  64. 64. Thank you!<br />Craig Applegath<br />COHOS EVAMY integratedesign<br />
  65. 65.
  66. 66. Scenario 4: Densify an Urban Neighbourhood and Re-localize Food<br />
  67. 67. Scenario 4: Densify an Urban Neighbourhood and Re-localize Food<br />
  68. 68. Scenario 2: Design a High Density Urban Block<br />
  69. 69. Scenario 1: Reclad an Existing Urban Building<br />
  70. 70. Scenario 1: Reclad an Existing Urban Building<br />
  71. 71. Scenario 1: Reclad an Existing Urban Building<br />

Notes de l'éditeur

  • Welcome. If I remember correctly it is coming up to about 8 years ago now that a few of us that were Part of the RAIC’s Sustainable Design Committee and when it came its conclusion we decided to form Sustainable Buildings Canada. So speaking today is a great pleasure. This presentation is an incomplete story – or should I say a story in the making – about how we as architects and urban designers are going to come to terms with Climate Change and Peak Oil in the context of continued and unsustainable global population growth.

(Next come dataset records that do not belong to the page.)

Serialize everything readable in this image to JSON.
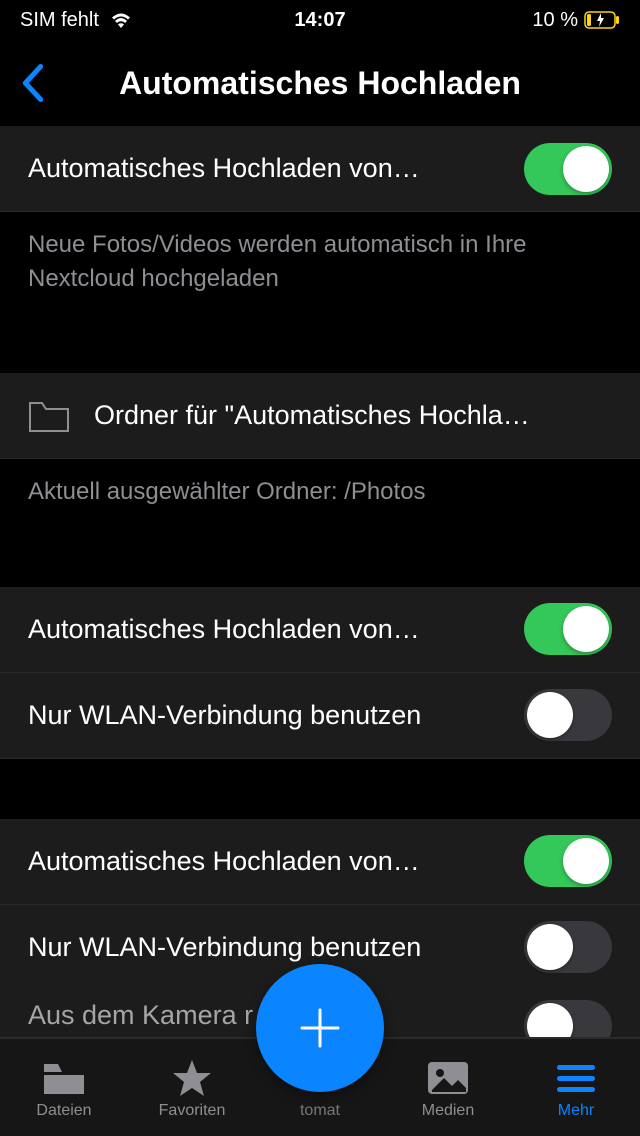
{
  "status": {
    "carrier": "SIM fehlt",
    "time": "14:07",
    "battery_pct": "10 %"
  },
  "nav": {
    "title": "Automatisches Hochladen"
  },
  "section1": {
    "row1_label": "Automatisches Hochladen von…",
    "row1_on": true,
    "footer": "Neue Fotos/Videos werden automatisch in Ihre Nextcloud hochgeladen"
  },
  "section2": {
    "row1_label": "Ordner für \"Automatisches Hochla…",
    "footer": "Aktuell ausgewählter Ordner: /Photos"
  },
  "section3": {
    "row1_label": "Automatisches Hochladen von…",
    "row1_on": true,
    "row2_label": "Nur WLAN-Verbindung benutzen",
    "row2_on": false
  },
  "section4": {
    "row1_label": "Automatisches Hochladen von…",
    "row1_on": true,
    "row2_label": "Nur WLAN-Verbindung benutzen",
    "row2_on": false
  },
  "section5": {
    "row1_label_partial": "Aus dem Kamera            r lösch"
  },
  "tabbar": {
    "files": "Dateien",
    "favorites": "Favoriten",
    "center_ghost": "tomat",
    "media": "Medien",
    "more": "Mehr"
  }
}
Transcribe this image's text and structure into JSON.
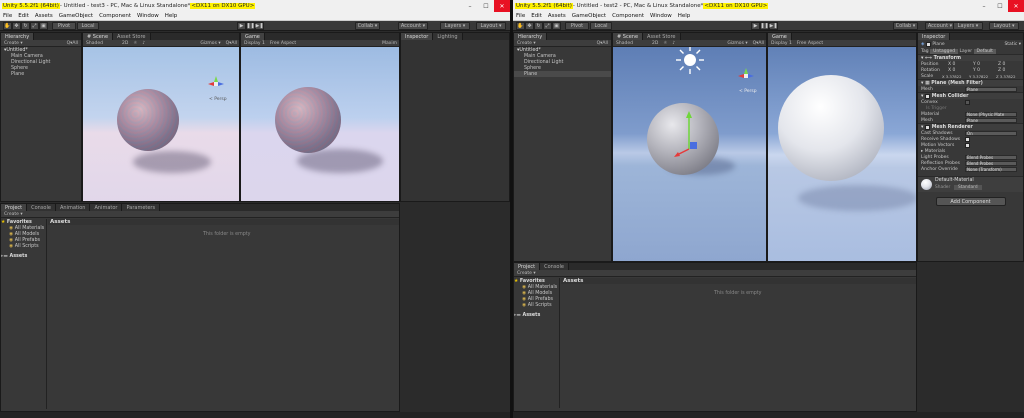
{
  "left": {
    "title_version": "Unity 5.5.2f1 (64bit)",
    "title_middle": " - Untitled - test3 - PC, Mac & Linux Standalone* ",
    "title_gpu": "<DX11 on DX10 GPU>",
    "menu": [
      "File",
      "Edit",
      "Assets",
      "GameObject",
      "Component",
      "Window",
      "Help"
    ],
    "toolbar": {
      "pivot": "Pivot",
      "local": "Local",
      "collab": "Collab ▾",
      "account": "Account ▾",
      "layers": "Layers ▾",
      "layout": "Layout ▾"
    },
    "hierarchy": {
      "tab": "Hierarchy",
      "create": "Create ▾",
      "search": "Q▾All",
      "root": "Untitled*",
      "items": [
        "Main Camera",
        "Directional Light",
        "Sphere",
        "Plane"
      ]
    },
    "scene": {
      "tab": "Scene",
      "tab2": "Asset Store",
      "shaded": "Shaded",
      "mode2d": "2D",
      "gizmos": "Gizmos ▾",
      "search": "Q▾All",
      "persp": "< Persp"
    },
    "game": {
      "tab": "Game",
      "display": "Display 1",
      "aspect": "Free Aspect",
      "maximize": "Maxim"
    },
    "inspector": {
      "tab": "Inspector",
      "tab2": "Lighting"
    },
    "project": {
      "tabs": [
        "Project",
        "Console",
        "Animation",
        "Animator",
        "Parameters"
      ],
      "create": "Create ▾",
      "favorites": "Favorites",
      "fav_items": [
        "All Materials",
        "All Models",
        "All Prefabs",
        "All Scripts"
      ],
      "assets": "Assets",
      "assets_header": "Assets",
      "empty": "This folder is empty"
    }
  },
  "right": {
    "title_version": "Unity 5.5.2f1 (64bit)",
    "title_middle": " - Untitled - test2 - PC, Mac & Linux Standalone* ",
    "title_gpu": "<DX11 on DX10 GPU>",
    "menu": [
      "File",
      "Edit",
      "Assets",
      "GameObject",
      "Component",
      "Window",
      "Help"
    ],
    "toolbar": {
      "pivot": "Pivot",
      "local": "Local",
      "collab": "Collab ▾",
      "account": "Account ▾",
      "layers": "Layers ▾",
      "layout": "Layout ▾"
    },
    "hierarchy": {
      "tab": "Hierarchy",
      "create": "Create ▾",
      "search": "Q▾All",
      "root": "Untitled*",
      "items": [
        "Main Camera",
        "Directional Light",
        "Sphere",
        "Plane"
      ],
      "selected": 3
    },
    "scene": {
      "tab": "Scene",
      "tab2": "Asset Store",
      "shaded": "Shaded",
      "mode2d": "2D",
      "gizmos": "Gizmos ▾",
      "search": "Q▾All",
      "persp": "< Persp"
    },
    "game": {
      "tab": "Game",
      "display": "Display 1",
      "aspect": "Free Aspect"
    },
    "project": {
      "tabs": [
        "Project",
        "Console"
      ],
      "create": "Create ▾",
      "favorites": "Favorites",
      "fav_items": [
        "All Materials",
        "All Models",
        "All Prefabs",
        "All Scripts"
      ],
      "assets": "Assets",
      "assets_header": "Assets",
      "empty": "This folder is empty"
    },
    "inspector": {
      "tab": "Inspector",
      "name": "Plane",
      "static": "Static ▾",
      "tag_label": "Tag",
      "tag": "Untagged",
      "layer_label": "Layer",
      "layer": "Default",
      "transform": {
        "title": "Transform",
        "position": "Position",
        "rotation": "Rotation",
        "scale": "Scale",
        "pos": [
          "X 0",
          "Y 0",
          "Z 0"
        ],
        "rot": [
          "X 0",
          "Y 0",
          "Z 0"
        ],
        "scl": [
          "X 3.37822",
          "Y 3.37822",
          "Z 3.37822"
        ]
      },
      "mesh_filter": {
        "title": "Plane (Mesh Filter)",
        "mesh_label": "Mesh",
        "mesh": "Plane"
      },
      "mesh_collider": {
        "title": "Mesh Collider",
        "convex": "Convex",
        "trigger": "Is Trigger",
        "material_label": "Material",
        "material": "None (Physic Mate",
        "mesh_label": "Mesh",
        "mesh": "Plane"
      },
      "mesh_renderer": {
        "title": "Mesh Renderer",
        "cast": "Cast Shadows",
        "cast_val": "On",
        "receive": "Receive Shadows",
        "motion": "Motion Vectors",
        "materials": "Materials",
        "light_probes": "Light Probes",
        "light_val": "Blend Probes",
        "refl_probes": "Reflection Probes",
        "refl_val": "Blend Probes",
        "anchor": "Anchor Override",
        "anchor_val": "None (Transform)"
      },
      "material": {
        "name": "Default-Material",
        "shader_label": "Shader",
        "shader": "Standard"
      },
      "add_component": "Add Component"
    }
  }
}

  • Before I put up the standard agenda slide, I would like to start my presentation by telling you where the idea for the notion of creating Resilient Cities came from. About 7 years ago, back in 2002 I had been on a speaking tour talking about how to create more environmentally responsible and sustainable healthcare facilities.While I was speaking at the CleanMed Conference in 2002 in Chicago, one of the attendees at my presentation asked me the following question at the end of my presentation:He said “I can buy the idea of trying to plan and design our healthcare facilities to be more energy efficient, and have a lower impact on the environment, but shouldn’t we also be planning for the inevitable future consequences of Global Warming – with its increased number of storms, population migrations, massive agri-failure, water shortages, and economic decline….!”What a shockingly obvious, and over-the-horizon-looking question. More importantly, what an important question! And yet, if I can be so bold, what a politically incorrect question!
  • Typically most sustainable design discussions are about what we as architects, interior designers, and urban designers can do to reduce our carbon foot print, and create more sustainable cities and buildings. Indeed! All of our focus for the past 10 years has been on our impact on the world … on the kinds of effects our profligate use of energy and its massive production of carbon will have on the environment ….as if the environment was “out there” and somehow separate from us.
  • In fact, diminishing our impact on the environment through green building has become a mature industry in the past decade. One has only to think about how much these organization have changed the way the design and building industry thinks to realize that we are now well past the early adopter phase in this industry.